I'm editor of Goat Journal and a contributor for Backyard Poultry Magazine and Countryside and Small Stock Journal. I'm the agricultural adviser for the nonprofit I Am Zambia, which teaches sustainable skills to women and girls in Africa. I'm a devoted wife and mother, large-scale gardener, president of the local homesteading club, and an author. I spend my free time eating lunch.
My homesteading story began 180 years ago, with pioneering ancestors who made drastic changes to preserve faith and values. With each generation the plot repeats: A diligent father works long hours to provide for his family. An innovative mother fills in the gaps while striving to uphold her faith and values. Children follow in their parents’ footsteps, returning to proven methods when modern times fall short on promises of a better life.
Now my husband and I live the lessons taught by our parents, working to support our family through conventional careers in addition to farming. We raise all our meat and eggs, rely on our gardens, and get through the winter with canning and food preservation. In the spring and summer we grow food; in the fall we preserve it; in the winter we make cheese and soap and chronicle the year’s experiences.
I began the Ames Family Farm blog on a whim, mostly to secure the name in case I took my talents further and started a greenhouse or an educational system. What came to fruition exceeded my own ambitions. Now I share my experiences through Ames Family Farm, Countryside Network, and the Countryside family of print magazines. I speak at conventions and work with school gardening projects, advocating sustainability and backyard chickens in urban settings. Mostly, I offer what I can as friends and acquaintances seek help with gardening or homesteading endeavors.

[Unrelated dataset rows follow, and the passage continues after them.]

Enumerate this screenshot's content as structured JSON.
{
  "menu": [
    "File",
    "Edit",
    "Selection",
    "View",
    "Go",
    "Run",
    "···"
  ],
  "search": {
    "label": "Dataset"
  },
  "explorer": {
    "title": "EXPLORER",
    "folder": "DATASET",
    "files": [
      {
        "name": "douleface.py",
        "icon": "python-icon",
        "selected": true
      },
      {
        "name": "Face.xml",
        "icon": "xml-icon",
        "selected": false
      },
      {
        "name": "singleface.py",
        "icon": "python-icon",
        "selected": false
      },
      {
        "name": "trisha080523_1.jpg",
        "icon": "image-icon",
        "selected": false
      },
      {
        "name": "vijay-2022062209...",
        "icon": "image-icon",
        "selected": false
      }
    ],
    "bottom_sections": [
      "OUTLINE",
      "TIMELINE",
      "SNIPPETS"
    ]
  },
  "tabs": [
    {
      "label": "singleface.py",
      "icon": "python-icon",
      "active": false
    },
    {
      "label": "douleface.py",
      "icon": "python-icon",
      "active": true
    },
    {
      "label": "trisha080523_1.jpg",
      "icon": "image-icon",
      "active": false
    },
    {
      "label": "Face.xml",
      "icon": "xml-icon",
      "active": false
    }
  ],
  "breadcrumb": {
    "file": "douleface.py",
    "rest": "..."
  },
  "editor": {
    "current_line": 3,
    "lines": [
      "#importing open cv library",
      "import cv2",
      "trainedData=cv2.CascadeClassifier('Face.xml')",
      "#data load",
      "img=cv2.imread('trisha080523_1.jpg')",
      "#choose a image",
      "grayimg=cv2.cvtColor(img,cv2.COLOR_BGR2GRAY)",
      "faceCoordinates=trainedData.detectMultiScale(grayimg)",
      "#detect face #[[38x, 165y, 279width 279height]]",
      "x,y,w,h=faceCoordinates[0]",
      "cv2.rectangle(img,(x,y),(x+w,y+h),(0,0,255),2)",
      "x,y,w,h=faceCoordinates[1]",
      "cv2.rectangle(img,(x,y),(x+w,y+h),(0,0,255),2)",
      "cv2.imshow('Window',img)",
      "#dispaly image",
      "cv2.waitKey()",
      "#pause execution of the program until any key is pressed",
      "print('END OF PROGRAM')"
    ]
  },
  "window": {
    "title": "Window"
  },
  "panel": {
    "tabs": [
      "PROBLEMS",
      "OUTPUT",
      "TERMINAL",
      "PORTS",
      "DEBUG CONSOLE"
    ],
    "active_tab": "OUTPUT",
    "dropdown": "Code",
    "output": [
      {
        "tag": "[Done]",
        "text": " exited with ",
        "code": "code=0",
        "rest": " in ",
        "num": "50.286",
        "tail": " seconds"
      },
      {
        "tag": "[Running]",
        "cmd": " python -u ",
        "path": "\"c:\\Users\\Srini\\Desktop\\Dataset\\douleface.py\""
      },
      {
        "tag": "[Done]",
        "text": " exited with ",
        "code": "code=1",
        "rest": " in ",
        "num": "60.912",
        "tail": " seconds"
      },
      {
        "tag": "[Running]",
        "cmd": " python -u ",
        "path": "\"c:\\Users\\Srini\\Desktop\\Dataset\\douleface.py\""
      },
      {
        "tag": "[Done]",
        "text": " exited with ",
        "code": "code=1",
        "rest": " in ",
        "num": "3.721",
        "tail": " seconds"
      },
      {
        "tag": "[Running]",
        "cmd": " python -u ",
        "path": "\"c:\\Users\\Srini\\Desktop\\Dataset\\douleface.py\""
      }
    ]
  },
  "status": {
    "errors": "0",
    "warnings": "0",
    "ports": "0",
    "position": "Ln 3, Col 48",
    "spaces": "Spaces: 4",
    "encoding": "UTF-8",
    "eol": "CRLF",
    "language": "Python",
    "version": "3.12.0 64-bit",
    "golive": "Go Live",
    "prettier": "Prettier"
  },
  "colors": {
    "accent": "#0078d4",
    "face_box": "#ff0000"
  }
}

We recently moved from the city, onto 130 miles of rural Nevada desert, to partner with a nonprofit that helps small-scale homesteaders and teaches skills that are almost forgotten. We're excited to use this opportunity to help others within this country and to learn from the land so we can take the education back to Zambia. There's always more to learn; there's always a way to teach.
I believe homesteading is meant to save money rather than cost more. That gardening enhances health and joy as well as cutting costs, that canning and food preservation are keys to self-reliance when bad times hit. That everyone has the ability to homestead. Even if you live in a high-rise apartment and cannot keep chickens, you can make cheese or sew clothing. Even in a food desert you can budget and preserve food to protect your health and way of life.
May you find success in whichever homesteading endeavor you choose!